Please copy the records below word for word, leaving out the pictures.
Start of Listed records
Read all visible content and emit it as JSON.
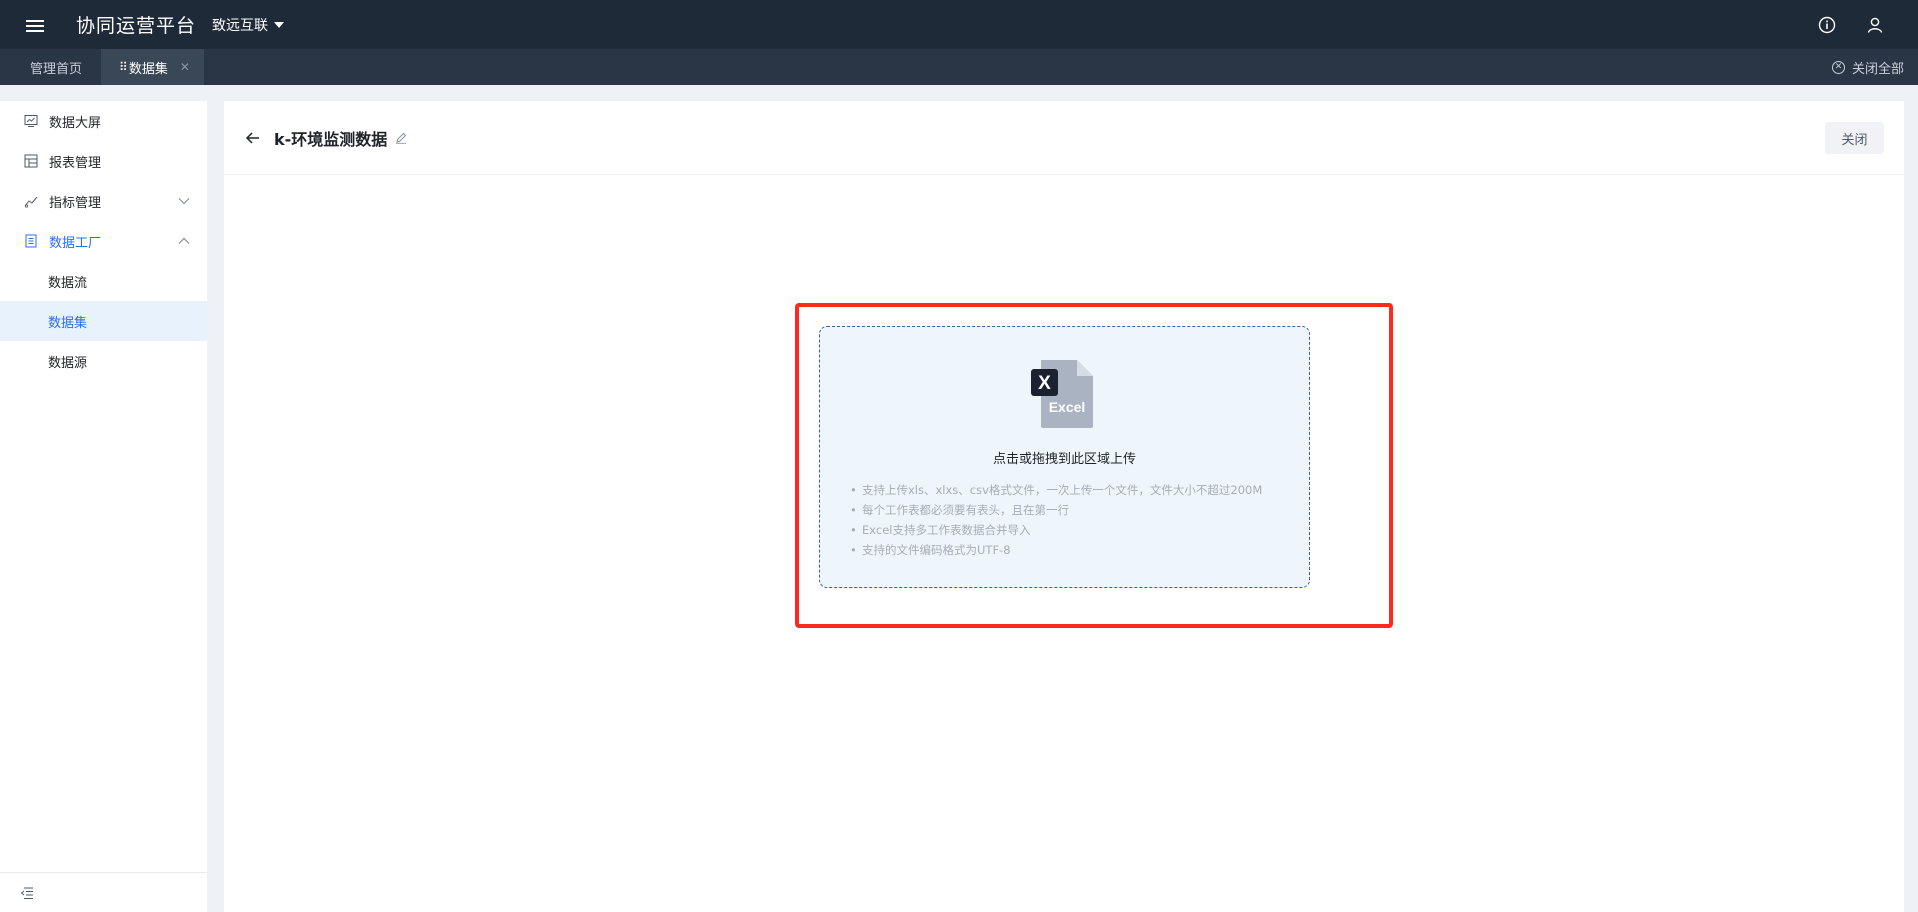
{
  "header": {
    "app_title": "协同运营平台",
    "org_name": "致远互联"
  },
  "tabs": {
    "items": [
      {
        "label": "管理首页"
      },
      {
        "label": "数据集"
      }
    ],
    "close_all": "关闭全部"
  },
  "sidebar": {
    "items": [
      {
        "label": "数据大屏"
      },
      {
        "label": "报表管理"
      },
      {
        "label": "指标管理"
      },
      {
        "label": "数据工厂"
      }
    ],
    "sub_items": [
      {
        "label": "数据流"
      },
      {
        "label": "数据集"
      },
      {
        "label": "数据源"
      }
    ]
  },
  "page": {
    "title": "k-环境监测数据",
    "close_label": "关闭"
  },
  "upload": {
    "icon_text": "Excel",
    "icon_badge": "X",
    "title": "点击或拖拽到此区域上传",
    "hints": [
      "支持上传xls、xlxs、csv格式文件，一次上传一个文件，文件大小不超过200M",
      "每个工作表都必须要有表头，且在第一行",
      "Excel支持多工作表数据合并导入",
      "支持的文件编码格式为UTF-8"
    ]
  },
  "colors": {
    "topbar": "#1f2a38",
    "accent": "#2d6cf0",
    "highlight": "#ff2a1f"
  }
}
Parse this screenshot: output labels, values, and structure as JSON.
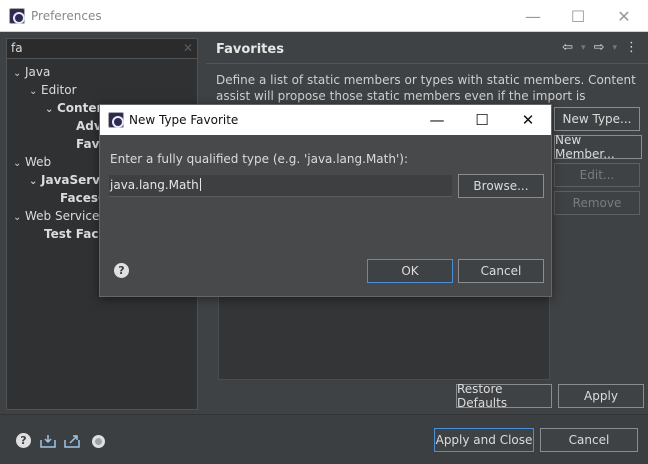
{
  "window": {
    "title": "Preferences",
    "min_glyph": "—",
    "max_glyph": "☐",
    "close_glyph": "✕"
  },
  "filter": {
    "value": "fa",
    "clear_glyph": "✕"
  },
  "tree": [
    {
      "label": "Java",
      "chevron": "⌄",
      "bold": false
    },
    {
      "label": "Editor",
      "chevron": "⌄",
      "bold": false
    },
    {
      "label": "Conten",
      "chevron": "⌄",
      "bold": true
    },
    {
      "label": "Adv",
      "chevron": "",
      "bold": true
    },
    {
      "label": "Favo",
      "chevron": "",
      "bold": true
    },
    {
      "label": "Web",
      "chevron": "⌄",
      "bold": false
    },
    {
      "label": "JavaServe",
      "chevron": "⌄",
      "bold": true
    },
    {
      "label": "FacesC",
      "chevron": "",
      "bold": true
    },
    {
      "label": "Web Services",
      "chevron": "⌄",
      "bold": false
    },
    {
      "label": "Test Facili",
      "chevron": "",
      "bold": true
    }
  ],
  "page": {
    "title": "Favorites",
    "description": "Define a list of static members or types with static members. Content assist will propose those static members even if the import is missing.",
    "nav": {
      "back": "⇦",
      "forward": "⇨",
      "menu": "⋮",
      "dropdown": "▾"
    },
    "buttons": {
      "new_type": "New Type...",
      "new_member": "New Member...",
      "edit": "Edit...",
      "remove": "Remove",
      "restore_defaults": "Restore Defaults",
      "apply": "Apply"
    }
  },
  "bottom": {
    "help_glyph": "?",
    "apply_and_close": "Apply and Close",
    "cancel": "Cancel"
  },
  "dialog": {
    "title": "New Type Favorite",
    "min_glyph": "—",
    "max_glyph": "☐",
    "close_glyph": "✕",
    "label": "Enter a fully qualified type (e.g. 'java.lang.Math'):",
    "input_value": "java.lang.Math",
    "browse": "Browse...",
    "ok": "OK",
    "cancel": "Cancel",
    "help_glyph": "?"
  },
  "colors": {
    "accent": "#4a8fd8",
    "background": "#3f4244"
  }
}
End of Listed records
Solution for this problem =>
Read all visible content and emit it as JSON.
{
  "header": {
    "app_title": "协同运营平台",
    "org_name": "致远互联"
  },
  "tabs": {
    "items": [
      {
        "label": "管理首页"
      },
      {
        "label": "数据集"
      }
    ],
    "close_all": "关闭全部"
  },
  "sidebar": {
    "items": [
      {
        "label": "数据大屏"
      },
      {
        "label": "报表管理"
      },
      {
        "label": "指标管理"
      },
      {
        "label": "数据工厂"
      }
    ],
    "sub_items": [
      {
        "label": "数据流"
      },
      {
        "label": "数据集"
      },
      {
        "label": "数据源"
      }
    ]
  },
  "page": {
    "title": "k-环境监测数据",
    "close_label": "关闭"
  },
  "upload": {
    "icon_text": "Excel",
    "icon_badge": "X",
    "title": "点击或拖拽到此区域上传",
    "hints": [
      "支持上传xls、xlxs、csv格式文件，一次上传一个文件，文件大小不超过200M",
      "每个工作表都必须要有表头，且在第一行",
      "Excel支持多工作表数据合并导入",
      "支持的文件编码格式为UTF-8"
    ]
  },
  "colors": {
    "topbar": "#1f2a38",
    "accent": "#2d6cf0",
    "highlight": "#ff2a1f"
  }
}
Parse this screenshot: output labels, values, and structure as JSON.
{
  "window": {
    "title": "Preferences",
    "min_glyph": "—",
    "max_glyph": "☐",
    "close_glyph": "✕"
  },
  "filter": {
    "value": "fa",
    "clear_glyph": "✕"
  },
  "tree": [
    {
      "label": "Java",
      "chevron": "⌄",
      "bold": false
    },
    {
      "label": "Editor",
      "chevron": "⌄",
      "bold": false
    },
    {
      "label": "Conten",
      "chevron": "⌄",
      "bold": true
    },
    {
      "label": "Adv",
      "chevron": "",
      "bold": true
    },
    {
      "label": "Favo",
      "chevron": "",
      "bold": true
    },
    {
      "label": "Web",
      "chevron": "⌄",
      "bold": false
    },
    {
      "label": "JavaServe",
      "chevron": "⌄",
      "bold": true
    },
    {
      "label": "FacesC",
      "chevron": "",
      "bold": true
    },
    {
      "label": "Web Services",
      "chevron": "⌄",
      "bold": false
    },
    {
      "label": "Test Facili",
      "chevron": "",
      "bold": true
    }
  ],
  "page": {
    "title": "Favorites",
    "description": "Define a list of static members or types with static members. Content assist will propose those static members even if the import is missing.",
    "nav": {
      "back": "⇦",
      "forward": "⇨",
      "menu": "⋮",
      "dropdown": "▾"
    },
    "buttons": {
      "new_type": "New Type...",
      "new_member": "New Member...",
      "edit": "Edit...",
      "remove": "Remove",
      "restore_defaults": "Restore Defaults",
      "apply": "Apply"
    }
  },
  "bottom": {
    "help_glyph": "?",
    "apply_and_close": "Apply and Close",
    "cancel": "Cancel"
  },
  "dialog": {
    "title": "New Type Favorite",
    "min_glyph": "—",
    "max_glyph": "☐",
    "close_glyph": "✕",
    "label": "Enter a fully qualified type (e.g. 'java.lang.Math'):",
    "input_value": "java.lang.Math",
    "browse": "Browse...",
    "ok": "OK",
    "cancel": "Cancel",
    "help_glyph": "?"
  },
  "colors": {
    "accent": "#4a8fd8",
    "background": "#3f4244"
  }
}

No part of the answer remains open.